§ TASK INSTRUCTIONS
Return all of the following entries as written, but without the images.

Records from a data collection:

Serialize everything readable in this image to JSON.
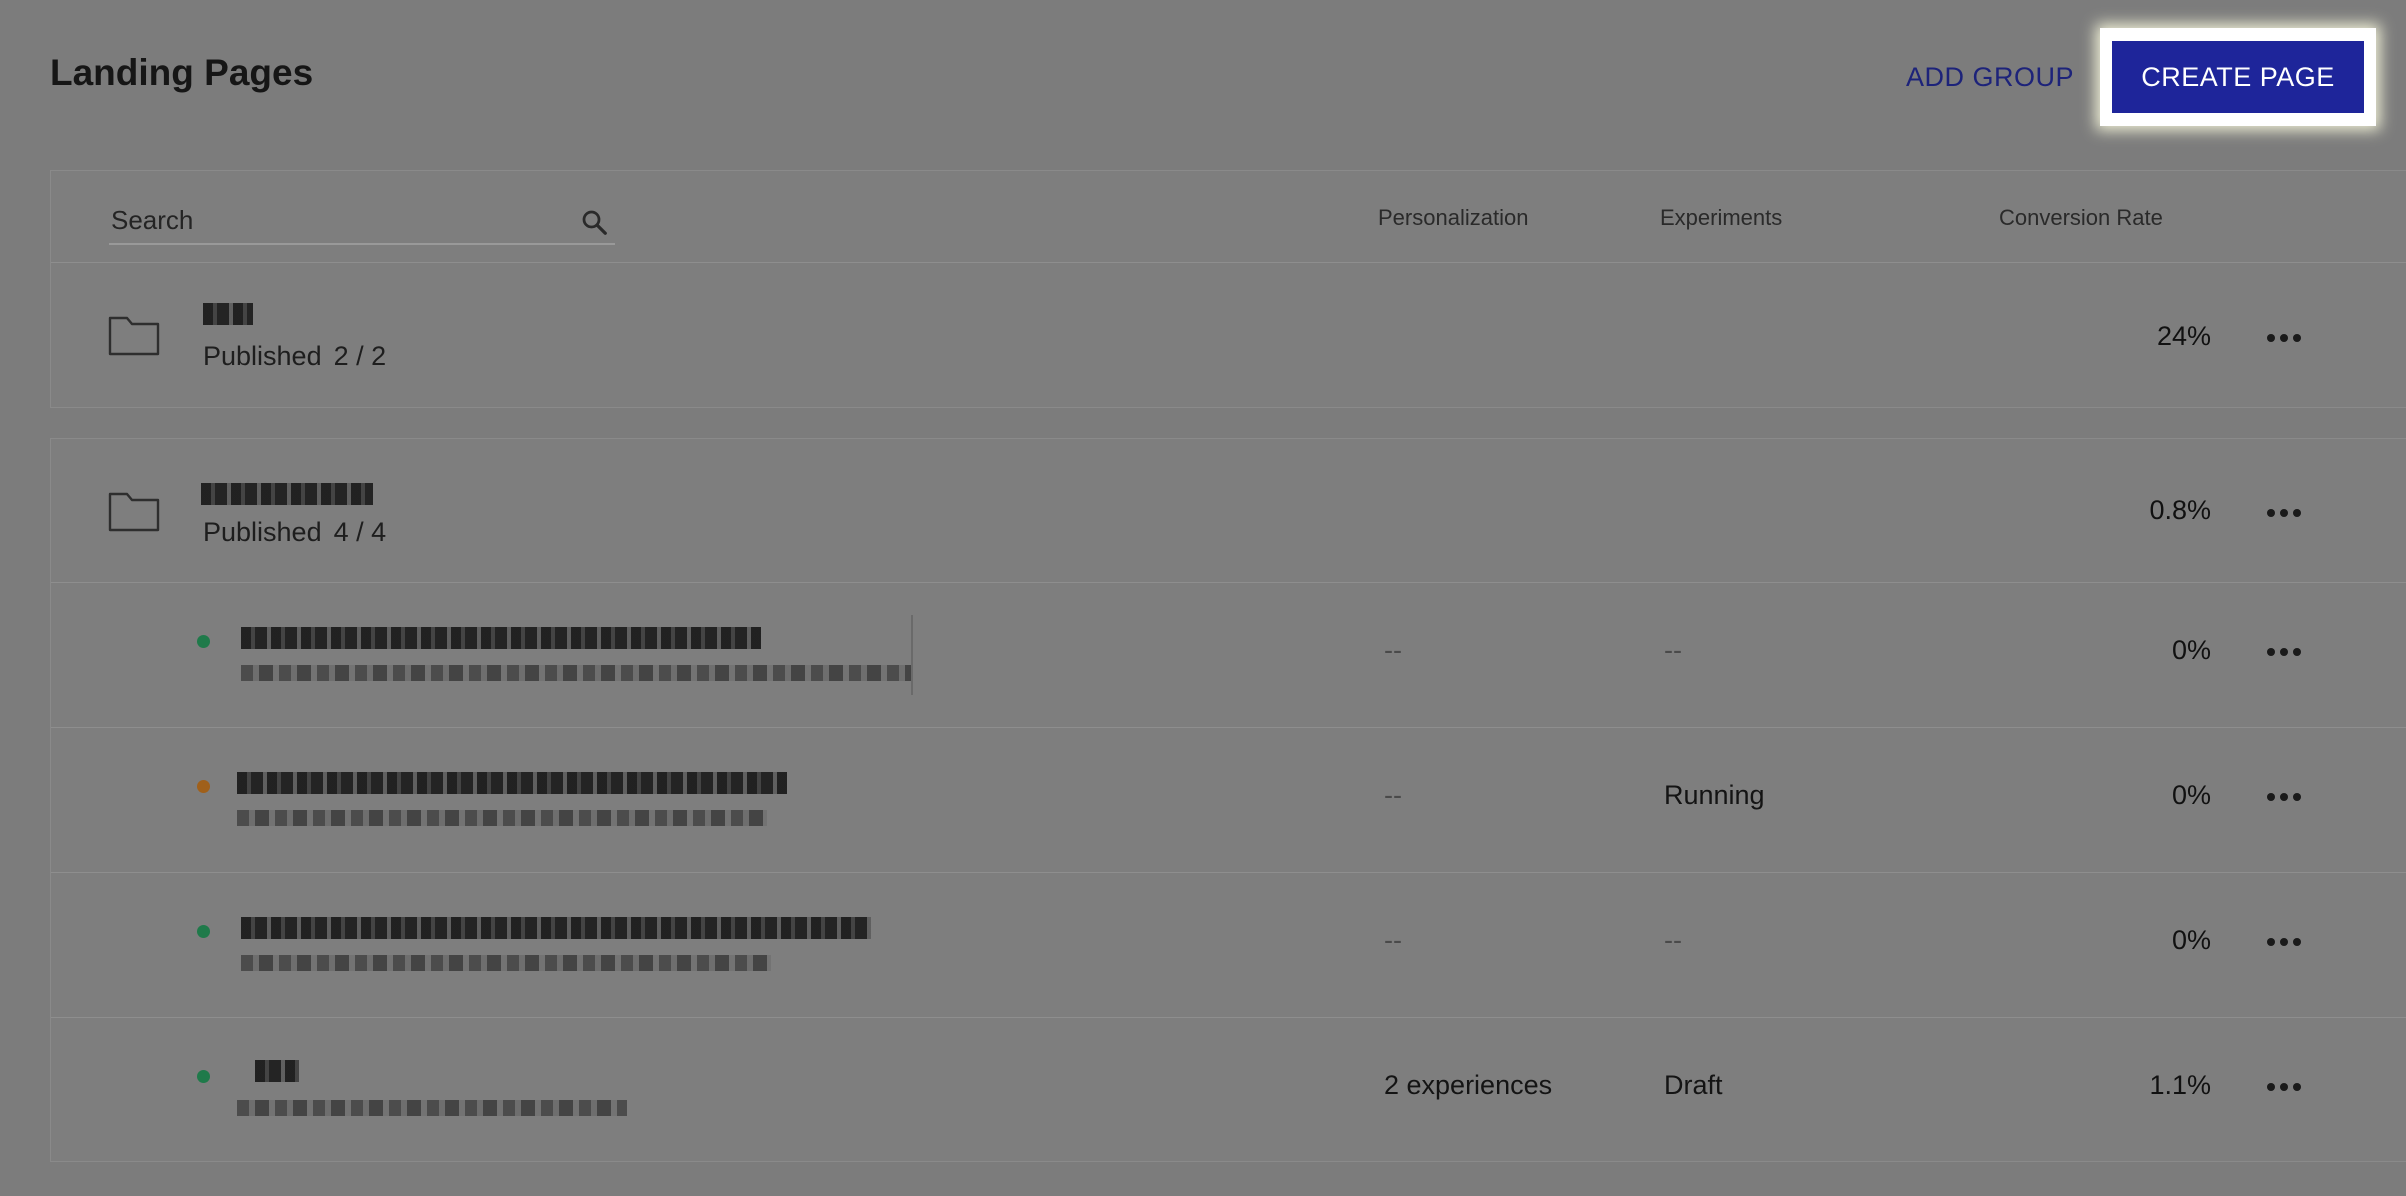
{
  "header": {
    "title": "Landing Pages",
    "add_group_label": "ADD GROUP",
    "create_page_label": "CREATE PAGE"
  },
  "table": {
    "search_placeholder": "Search",
    "columns": {
      "personalization": "Personalization",
      "experiments": "Experiments",
      "conversion_rate": "Conversion Rate"
    }
  },
  "groups": [
    {
      "published_label": "Published",
      "published_count": "2 / 2",
      "conversion_rate": "24%"
    },
    {
      "published_label": "Published",
      "published_count": "4 / 4",
      "conversion_rate": "0.8%"
    }
  ],
  "pages": [
    {
      "status_color": "#1f7a4a",
      "personalization": "--",
      "experiments": "--",
      "conversion_rate": "0%"
    },
    {
      "status_color": "#a0601a",
      "personalization": "--",
      "experiments": "Running",
      "conversion_rate": "0%"
    },
    {
      "status_color": "#1f7a4a",
      "personalization": "--",
      "experiments": "--",
      "conversion_rate": "0%"
    },
    {
      "status_color": "#1f7a4a",
      "personalization": "2 experiences",
      "experiments": "Draft",
      "conversion_rate": "1.1%"
    }
  ],
  "colors": {
    "primary_button": "#1e259a",
    "link": "#1d237a",
    "status_live": "#1f7a4a",
    "status_running": "#a0601a"
  }
}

§ REPLY TO THE EXERCISE
Serialize everything readable in this image to JSON.
{
  "header": {
    "title": "Landing Pages",
    "add_group_label": "ADD GROUP",
    "create_page_label": "CREATE PAGE"
  },
  "table": {
    "search_placeholder": "Search",
    "columns": {
      "personalization": "Personalization",
      "experiments": "Experiments",
      "conversion_rate": "Conversion Rate"
    }
  },
  "groups": [
    {
      "published_label": "Published",
      "published_count": "2 / 2",
      "conversion_rate": "24%"
    },
    {
      "published_label": "Published",
      "published_count": "4 / 4",
      "conversion_rate": "0.8%"
    }
  ],
  "pages": [
    {
      "status_color": "#1f7a4a",
      "personalization": "--",
      "experiments": "--",
      "conversion_rate": "0%"
    },
    {
      "status_color": "#a0601a",
      "personalization": "--",
      "experiments": "Running",
      "conversion_rate": "0%"
    },
    {
      "status_color": "#1f7a4a",
      "personalization": "--",
      "experiments": "--",
      "conversion_rate": "0%"
    },
    {
      "status_color": "#1f7a4a",
      "personalization": "2 experiences",
      "experiments": "Draft",
      "conversion_rate": "1.1%"
    }
  ],
  "colors": {
    "primary_button": "#1e259a",
    "link": "#1d237a",
    "status_live": "#1f7a4a",
    "status_running": "#a0601a"
  }
}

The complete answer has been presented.